BEGIN
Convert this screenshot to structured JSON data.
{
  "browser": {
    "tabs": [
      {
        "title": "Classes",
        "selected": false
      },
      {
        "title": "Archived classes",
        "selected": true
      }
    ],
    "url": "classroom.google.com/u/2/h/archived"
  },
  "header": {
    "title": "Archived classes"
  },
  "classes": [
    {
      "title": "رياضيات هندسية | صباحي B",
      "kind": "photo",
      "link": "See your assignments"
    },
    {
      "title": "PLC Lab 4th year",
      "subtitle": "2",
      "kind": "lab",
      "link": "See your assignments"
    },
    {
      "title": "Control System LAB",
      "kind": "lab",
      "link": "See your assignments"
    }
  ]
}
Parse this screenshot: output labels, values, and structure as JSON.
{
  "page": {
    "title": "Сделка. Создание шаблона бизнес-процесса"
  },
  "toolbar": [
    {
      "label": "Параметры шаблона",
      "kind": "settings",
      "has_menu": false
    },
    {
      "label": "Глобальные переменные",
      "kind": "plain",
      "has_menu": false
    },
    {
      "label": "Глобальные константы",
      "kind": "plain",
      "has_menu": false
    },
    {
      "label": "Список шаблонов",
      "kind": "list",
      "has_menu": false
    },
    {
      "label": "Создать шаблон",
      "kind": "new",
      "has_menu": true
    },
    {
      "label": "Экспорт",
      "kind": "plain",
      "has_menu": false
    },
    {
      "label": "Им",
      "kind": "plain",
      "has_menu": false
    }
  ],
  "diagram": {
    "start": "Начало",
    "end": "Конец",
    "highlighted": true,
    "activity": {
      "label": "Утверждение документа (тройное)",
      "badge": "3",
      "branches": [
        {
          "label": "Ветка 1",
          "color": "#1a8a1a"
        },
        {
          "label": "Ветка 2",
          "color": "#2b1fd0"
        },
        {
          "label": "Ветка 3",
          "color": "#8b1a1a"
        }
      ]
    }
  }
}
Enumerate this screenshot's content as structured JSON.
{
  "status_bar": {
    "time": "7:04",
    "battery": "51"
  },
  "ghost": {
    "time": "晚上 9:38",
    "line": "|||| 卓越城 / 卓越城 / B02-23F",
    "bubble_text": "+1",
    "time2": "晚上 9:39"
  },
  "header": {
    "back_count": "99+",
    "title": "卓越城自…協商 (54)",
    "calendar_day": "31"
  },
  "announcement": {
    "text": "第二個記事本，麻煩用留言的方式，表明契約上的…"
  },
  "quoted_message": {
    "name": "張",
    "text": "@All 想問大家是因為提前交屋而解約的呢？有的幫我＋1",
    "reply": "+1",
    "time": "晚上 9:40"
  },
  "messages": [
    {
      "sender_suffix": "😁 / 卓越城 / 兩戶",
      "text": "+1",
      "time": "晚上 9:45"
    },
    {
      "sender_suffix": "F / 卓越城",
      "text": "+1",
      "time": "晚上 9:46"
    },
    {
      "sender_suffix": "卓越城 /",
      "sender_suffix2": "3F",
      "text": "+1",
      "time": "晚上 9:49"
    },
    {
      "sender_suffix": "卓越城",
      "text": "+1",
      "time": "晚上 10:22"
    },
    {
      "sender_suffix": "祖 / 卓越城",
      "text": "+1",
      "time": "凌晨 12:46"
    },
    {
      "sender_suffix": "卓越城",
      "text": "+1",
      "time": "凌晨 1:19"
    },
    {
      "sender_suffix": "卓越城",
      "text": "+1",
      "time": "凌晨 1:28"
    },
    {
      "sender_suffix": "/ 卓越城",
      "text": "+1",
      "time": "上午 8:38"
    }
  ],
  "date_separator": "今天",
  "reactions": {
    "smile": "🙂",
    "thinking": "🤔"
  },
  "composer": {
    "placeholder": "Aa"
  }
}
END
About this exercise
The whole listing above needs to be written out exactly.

Task output
Convert this screenshot to structured JSON data.
{
  "browser": {
    "tabs": [
      {
        "title": "Classes",
        "selected": false
      },
      {
        "title": "Archived classes",
        "selected": true
      }
    ],
    "url": "classroom.google.com/u/2/h/archived"
  },
  "header": {
    "title": "Archived classes"
  },
  "classes": [
    {
      "title": "رياضيات هندسية | صباحي B",
      "kind": "photo",
      "link": "See your assignments"
    },
    {
      "title": "PLC Lab 4th year",
      "subtitle": "2",
      "kind": "lab",
      "link": "See your assignments"
    },
    {
      "title": "Control System LAB",
      "kind": "lab",
      "link": "See your assignments"
    }
  ]
}
Parse this screenshot: output labels, values, and structure as JSON.
{
  "page": {
    "title": "Сделка. Создание шаблона бизнес-процесса"
  },
  "toolbar": [
    {
      "label": "Параметры шаблона",
      "kind": "settings",
      "has_menu": false
    },
    {
      "label": "Глобальные переменные",
      "kind": "plain",
      "has_menu": false
    },
    {
      "label": "Глобальные константы",
      "kind": "plain",
      "has_menu": false
    },
    {
      "label": "Список шаблонов",
      "kind": "list",
      "has_menu": false
    },
    {
      "label": "Создать шаблон",
      "kind": "new",
      "has_menu": true
    },
    {
      "label": "Экспорт",
      "kind": "plain",
      "has_menu": false
    },
    {
      "label": "Им",
      "kind": "plain",
      "has_menu": false
    }
  ],
  "diagram": {
    "start": "Начало",
    "end": "Конец",
    "highlighted": true,
    "activity": {
      "label": "Утверждение документа (тройное)",
      "badge": "3",
      "branches": [
        {
          "label": "Ветка 1",
          "color": "#1a8a1a"
        },
        {
          "label": "Ветка 2",
          "color": "#2b1fd0"
        },
        {
          "label": "Ветка 3",
          "color": "#8b1a1a"
        }
      ]
    }
  }
}
Enumerate this screenshot's content as structured JSON.
{
  "status_bar": {
    "time": "7:04",
    "battery": "51"
  },
  "ghost": {
    "time": "晚上 9:38",
    "line": "|||| 卓越城 / 卓越城 / B02-23F",
    "bubble_text": "+1",
    "time2": "晚上 9:39"
  },
  "header": {
    "back_count": "99+",
    "title": "卓越城自…協商 (54)",
    "calendar_day": "31"
  },
  "announcement": {
    "text": "第二個記事本，麻煩用留言的方式，表明契約上的…"
  },
  "quoted_message": {
    "name": "張",
    "text": "@All 想問大家是因為提前交屋而解約的呢？有的幫我＋1",
    "reply": "+1",
    "time": "晚上 9:40"
  },
  "messages": [
    {
      "sender_suffix": "😁 / 卓越城 / 兩戶",
      "text": "+1",
      "time": "晚上 9:45"
    },
    {
      "sender_suffix": "F / 卓越城",
      "text": "+1",
      "time": "晚上 9:46"
    },
    {
      "sender_suffix": "卓越城 /",
      "sender_suffix2": "3F",
      "text": "+1",
      "time": "晚上 9:49"
    },
    {
      "sender_suffix": "卓越城",
      "text": "+1",
      "time": "晚上 10:22"
    },
    {
      "sender_suffix": "祖 / 卓越城",
      "text": "+1",
      "time": "凌晨 12:46"
    },
    {
      "sender_suffix": "卓越城",
      "text": "+1",
      "time": "凌晨 1:19"
    },
    {
      "sender_suffix": "卓越城",
      "text": "+1",
      "time": "凌晨 1:28"
    },
    {
      "sender_suffix": "/ 卓越城",
      "text": "+1",
      "time": "上午 8:38"
    }
  ],
  "date_separator": "今天",
  "reactions": {
    "smile": "🙂",
    "thinking": "🤔"
  },
  "composer": {
    "placeholder": "Aa"
  }
}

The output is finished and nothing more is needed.